THERE ARE OPTIONS OTHER THAN THE MORE OBVIOUS DECIDUOUS TREES TO HELP ECHO THOSE LOVELY AUTUMNAL TONES AT HOME
For gardeners with a longing for the autumn gardens of cooler climates, it’s time to head west to Tamborine Mountain, Tenterfield or Toowoomba.
Some locations in the Gold Coast hinterland valleys are also cold enough to induce the changes needed to bring autumn colour.
As the air and soil temperature drops it triggers chemical reactions that induce colour changes in foliage. Cells in leaf attachments break down and foliage starts to fall, leaving the dramatic skeleton of trunk and branches until spring.
Colour changes start with the readsorption of green pigment chlorophyll molecules. These are stored ready to activate buds and restart the photosynthesis process required to manufacture food for the plant through spring and summer.
When chlorophyll is drained away, the remaining colour pigments xanthophyll and carotene are revealed. These are responsible for the bright golden shades, giving leaves their brilliant gold, yellow, orange and rust colours. Buttercup yellow leaves of gingko, the golden poplars and ash, and the rust and gold of oaks.
As chlorophyll is lost from the leaf another chemical reaction creates anthocyanin, the pigment responsible for the vivid reds, scarlets and purples of some species. The brilliant burgundy of claret ash and the deep crimson of Japanese maples, ornamental cherries and some pistachios are the rewarding outcome.
Mixed together in many plants, including persimmon (pictured), all three pigments may result in a kaleidoscope of leaf colour.
Liquidamber will colour reasonably well in milder climates, but is too invasive for anything but the largest gardens. Once their autumn colours would have been a lottery, but plant selection and development of cultivars means colour is a sure thing.
Swamp cypress, a large-spreading conifer, is typically deciduous but some stubbornly refuse to shed leaves. It is also a lucky dip when it comes to autumn colour.
Also only suitable for large gardens, the autumn colours of tropical birch will vary from yellow to a dull brown as it sheds its leaves to reveal a delightful trunk and branches through winter and bring the benefits of a deciduous tree.
Although Gold Coasters can’t rely on colour from the traditional cold-climate autumn trees, they can achieve a wonderful result from crepe myrtles, which are suitable for most gardens.

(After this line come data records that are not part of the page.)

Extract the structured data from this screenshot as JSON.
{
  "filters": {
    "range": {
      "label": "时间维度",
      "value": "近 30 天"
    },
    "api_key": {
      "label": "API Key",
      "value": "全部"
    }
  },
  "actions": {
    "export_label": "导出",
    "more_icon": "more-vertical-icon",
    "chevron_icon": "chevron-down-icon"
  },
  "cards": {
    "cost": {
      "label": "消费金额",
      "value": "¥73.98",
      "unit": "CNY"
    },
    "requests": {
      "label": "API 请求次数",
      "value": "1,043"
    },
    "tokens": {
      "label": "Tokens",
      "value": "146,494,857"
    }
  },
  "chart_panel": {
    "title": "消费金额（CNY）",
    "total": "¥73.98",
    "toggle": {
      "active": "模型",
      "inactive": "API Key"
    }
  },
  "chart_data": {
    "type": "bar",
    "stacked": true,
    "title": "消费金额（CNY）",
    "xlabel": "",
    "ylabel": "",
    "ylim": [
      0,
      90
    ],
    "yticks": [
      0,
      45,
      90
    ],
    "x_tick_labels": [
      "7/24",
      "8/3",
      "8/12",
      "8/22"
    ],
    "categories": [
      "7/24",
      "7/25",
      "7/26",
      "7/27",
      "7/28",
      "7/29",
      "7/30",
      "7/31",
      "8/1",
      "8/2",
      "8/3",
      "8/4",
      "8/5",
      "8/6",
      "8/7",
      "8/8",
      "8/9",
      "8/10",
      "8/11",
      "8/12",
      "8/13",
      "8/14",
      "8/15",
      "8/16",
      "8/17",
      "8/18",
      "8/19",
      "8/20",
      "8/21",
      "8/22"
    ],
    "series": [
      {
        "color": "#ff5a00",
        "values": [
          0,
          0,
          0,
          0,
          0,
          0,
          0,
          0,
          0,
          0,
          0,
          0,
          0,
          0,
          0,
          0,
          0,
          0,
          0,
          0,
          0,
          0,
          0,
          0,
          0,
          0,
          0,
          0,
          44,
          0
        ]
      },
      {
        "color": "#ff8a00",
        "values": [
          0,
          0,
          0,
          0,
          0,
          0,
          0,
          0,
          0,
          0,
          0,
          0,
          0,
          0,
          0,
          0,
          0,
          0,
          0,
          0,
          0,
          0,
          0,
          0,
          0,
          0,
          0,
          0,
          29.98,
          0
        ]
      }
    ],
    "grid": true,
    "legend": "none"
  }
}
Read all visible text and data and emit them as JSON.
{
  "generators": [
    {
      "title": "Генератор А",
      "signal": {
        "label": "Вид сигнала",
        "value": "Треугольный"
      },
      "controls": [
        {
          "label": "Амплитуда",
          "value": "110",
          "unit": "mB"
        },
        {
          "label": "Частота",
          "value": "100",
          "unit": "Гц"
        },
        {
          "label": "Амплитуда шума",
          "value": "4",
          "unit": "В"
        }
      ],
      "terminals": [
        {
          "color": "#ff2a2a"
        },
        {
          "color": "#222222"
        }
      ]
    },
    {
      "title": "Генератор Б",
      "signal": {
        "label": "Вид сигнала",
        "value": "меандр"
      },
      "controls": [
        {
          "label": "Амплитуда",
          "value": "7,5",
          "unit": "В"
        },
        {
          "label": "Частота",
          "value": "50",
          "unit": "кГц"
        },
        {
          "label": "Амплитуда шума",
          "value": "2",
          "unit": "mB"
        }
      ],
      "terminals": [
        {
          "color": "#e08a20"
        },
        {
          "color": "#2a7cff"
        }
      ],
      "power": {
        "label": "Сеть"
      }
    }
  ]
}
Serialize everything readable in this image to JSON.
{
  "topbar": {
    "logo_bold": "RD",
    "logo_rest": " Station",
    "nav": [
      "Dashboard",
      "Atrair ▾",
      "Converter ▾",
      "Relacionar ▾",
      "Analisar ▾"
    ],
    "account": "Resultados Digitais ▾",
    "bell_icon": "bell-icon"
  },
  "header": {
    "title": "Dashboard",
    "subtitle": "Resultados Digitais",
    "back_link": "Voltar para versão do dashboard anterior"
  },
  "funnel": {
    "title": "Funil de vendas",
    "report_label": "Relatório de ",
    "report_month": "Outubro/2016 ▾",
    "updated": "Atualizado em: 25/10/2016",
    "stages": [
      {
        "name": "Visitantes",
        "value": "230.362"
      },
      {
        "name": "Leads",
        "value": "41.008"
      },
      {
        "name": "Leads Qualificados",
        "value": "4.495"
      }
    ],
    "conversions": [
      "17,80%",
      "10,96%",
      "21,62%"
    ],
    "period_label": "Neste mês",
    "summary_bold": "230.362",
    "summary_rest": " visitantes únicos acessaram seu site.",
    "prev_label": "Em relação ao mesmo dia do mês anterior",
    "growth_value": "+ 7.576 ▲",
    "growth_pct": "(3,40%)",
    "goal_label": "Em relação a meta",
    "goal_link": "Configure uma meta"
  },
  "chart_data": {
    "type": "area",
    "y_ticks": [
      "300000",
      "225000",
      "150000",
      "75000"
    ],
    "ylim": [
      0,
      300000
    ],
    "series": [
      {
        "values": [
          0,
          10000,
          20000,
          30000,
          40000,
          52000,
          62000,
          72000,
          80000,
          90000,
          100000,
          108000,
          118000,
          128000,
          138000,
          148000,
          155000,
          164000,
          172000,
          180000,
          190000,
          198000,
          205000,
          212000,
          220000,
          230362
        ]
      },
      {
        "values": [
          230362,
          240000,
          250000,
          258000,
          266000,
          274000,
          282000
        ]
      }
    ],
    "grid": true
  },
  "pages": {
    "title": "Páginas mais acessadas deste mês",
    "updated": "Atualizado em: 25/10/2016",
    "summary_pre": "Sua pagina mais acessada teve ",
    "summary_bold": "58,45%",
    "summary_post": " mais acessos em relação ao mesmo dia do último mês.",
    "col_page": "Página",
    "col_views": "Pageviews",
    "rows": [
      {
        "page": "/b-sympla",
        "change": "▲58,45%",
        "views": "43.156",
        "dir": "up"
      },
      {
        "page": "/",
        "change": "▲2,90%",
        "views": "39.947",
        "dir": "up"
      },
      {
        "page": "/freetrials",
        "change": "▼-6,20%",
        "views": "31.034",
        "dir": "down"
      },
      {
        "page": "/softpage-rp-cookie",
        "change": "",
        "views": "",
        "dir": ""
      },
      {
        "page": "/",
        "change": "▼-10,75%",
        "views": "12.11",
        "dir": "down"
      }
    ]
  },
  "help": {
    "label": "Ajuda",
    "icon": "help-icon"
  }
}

Many new cultivars of crepe myrtle experience a mild colour change before shedding leaves. Their bark exfoliates as an extra bonus, revealing pale and dark shades and taking on a glistening shine when wet.
There is splendour in a bare-trunked tree with its detailed silhouette of leafless branches. There are also benefits as well as beauty. A bare tree allows sunlight to filter to the ground below, warming the ground in early spring for flowering bulbs.
Deciduous trees also let sunlight reach through windows to brighten and warm buildings. Fallen leaves are a rich supply of nutrients as they break down and are a great addition to the compost heap.
If you’re not sure which deciduous trees will grow locally and are appropriate in size and appearance for your garden, check out the stunning but large swamp cypress, crepe myrtles and grove of tropical birch at the Gold Coast Regional Botanic Gardens.
Kate Heffernan is a horticulturist, educator and honorary life member of Friends of the Gold Coast Regional Botanic Gardens. You can listen to her radio show Garden Talkback on ABC 91.7FM. Details at kateheffernan.com.au